TROUBLE SPOTS: There aren't any tracks at which Gordon can't win, but last year he blew an engine at both California and its sister track, Michigan.
PROJECTION: With four titles already under his belt, Gordon appears to be reaching the prime of his career, which is a downright scary thought for the rest of the Nextel Cup field.
With 69 wins in his 12-year career, Gordon has 14 more victories than any other active NASCAR driver.
2 Jimmie JOHNSON
2004 SEASON 6,498 POINTS; 2ND PLACE
IT BEGAN IN the chill of early spring at Atlanta and ended at Pocono in the heat of late summer. Over a stretch of 17 races, Jimmie Johnson seemed to leave a trail of fire in the wake of his Lowe's Chevrolet as he blew away the Nextel Cup field. In those 17 races he had 14 top 10 finishes, 13 top fives and four victories. So dominant was he that at one point he had a 232point lead in the standings, and had NASCAR not adopted its new Chase for the Championship format, Johnson might have run away with the points title in even more overwhelming fashion than Matt Kenseth did in 2003.
"There was a time when we could do nothing wrong," says Johnson, a seasonlong critic of the Chase format. "But then the wheels came off."
After winning the Pennsylvania 500 on Aug. 1, Johnson, 29, suddenly slumped. Over the next six weeks he finished 36th or worse four times, eroding both his points lead and the morale of his team as they entered the Chase. But the Lowe's team rediscovered its magic touch in the final six races of the Chase, taking three straight checkered flags and four overall.
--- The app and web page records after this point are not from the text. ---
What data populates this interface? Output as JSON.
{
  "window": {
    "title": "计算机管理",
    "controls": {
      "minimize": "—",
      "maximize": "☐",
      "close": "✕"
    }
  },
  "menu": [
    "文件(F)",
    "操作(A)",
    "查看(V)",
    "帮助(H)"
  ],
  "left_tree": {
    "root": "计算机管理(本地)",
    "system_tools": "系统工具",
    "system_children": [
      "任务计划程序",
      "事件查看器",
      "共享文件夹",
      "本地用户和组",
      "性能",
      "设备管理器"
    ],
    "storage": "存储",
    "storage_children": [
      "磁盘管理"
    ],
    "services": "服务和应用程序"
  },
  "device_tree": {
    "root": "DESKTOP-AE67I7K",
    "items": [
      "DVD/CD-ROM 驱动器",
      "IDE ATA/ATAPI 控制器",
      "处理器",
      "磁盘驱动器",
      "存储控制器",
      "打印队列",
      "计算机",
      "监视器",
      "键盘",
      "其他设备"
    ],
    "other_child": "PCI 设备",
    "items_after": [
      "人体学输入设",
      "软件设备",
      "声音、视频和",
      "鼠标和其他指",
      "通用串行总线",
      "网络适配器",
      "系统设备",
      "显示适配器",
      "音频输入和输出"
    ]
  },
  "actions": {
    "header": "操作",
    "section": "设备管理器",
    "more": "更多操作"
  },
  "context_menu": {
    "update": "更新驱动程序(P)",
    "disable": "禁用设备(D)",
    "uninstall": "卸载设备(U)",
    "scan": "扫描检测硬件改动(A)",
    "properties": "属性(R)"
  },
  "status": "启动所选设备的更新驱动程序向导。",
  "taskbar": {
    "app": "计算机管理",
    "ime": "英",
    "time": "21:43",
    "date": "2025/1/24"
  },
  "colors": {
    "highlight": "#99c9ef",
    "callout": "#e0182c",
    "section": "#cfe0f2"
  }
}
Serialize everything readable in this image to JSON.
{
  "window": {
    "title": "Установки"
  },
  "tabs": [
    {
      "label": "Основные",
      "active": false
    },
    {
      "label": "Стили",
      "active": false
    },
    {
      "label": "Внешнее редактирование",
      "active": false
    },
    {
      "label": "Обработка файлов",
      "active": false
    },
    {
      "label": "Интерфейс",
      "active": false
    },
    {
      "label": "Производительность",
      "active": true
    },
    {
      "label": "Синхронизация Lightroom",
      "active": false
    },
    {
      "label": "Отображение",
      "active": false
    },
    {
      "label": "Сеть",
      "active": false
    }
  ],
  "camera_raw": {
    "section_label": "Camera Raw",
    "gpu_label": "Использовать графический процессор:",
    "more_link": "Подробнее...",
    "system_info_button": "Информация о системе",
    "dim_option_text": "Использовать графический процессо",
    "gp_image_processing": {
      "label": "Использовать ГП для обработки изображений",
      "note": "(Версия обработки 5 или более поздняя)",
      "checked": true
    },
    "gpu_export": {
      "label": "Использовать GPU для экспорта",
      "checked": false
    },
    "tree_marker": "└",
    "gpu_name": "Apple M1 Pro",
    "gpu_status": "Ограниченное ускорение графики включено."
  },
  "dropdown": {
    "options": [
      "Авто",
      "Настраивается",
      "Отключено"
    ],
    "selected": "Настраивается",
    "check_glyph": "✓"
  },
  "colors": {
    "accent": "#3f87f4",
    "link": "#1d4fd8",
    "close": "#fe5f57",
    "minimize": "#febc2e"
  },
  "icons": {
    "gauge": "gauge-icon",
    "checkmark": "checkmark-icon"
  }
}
His second-place finish at Homestead left him just eight points shy of his first title. "I never lost confidence," he says. "Because when we're on, this team is unbeatable."
That was certainly true in '04.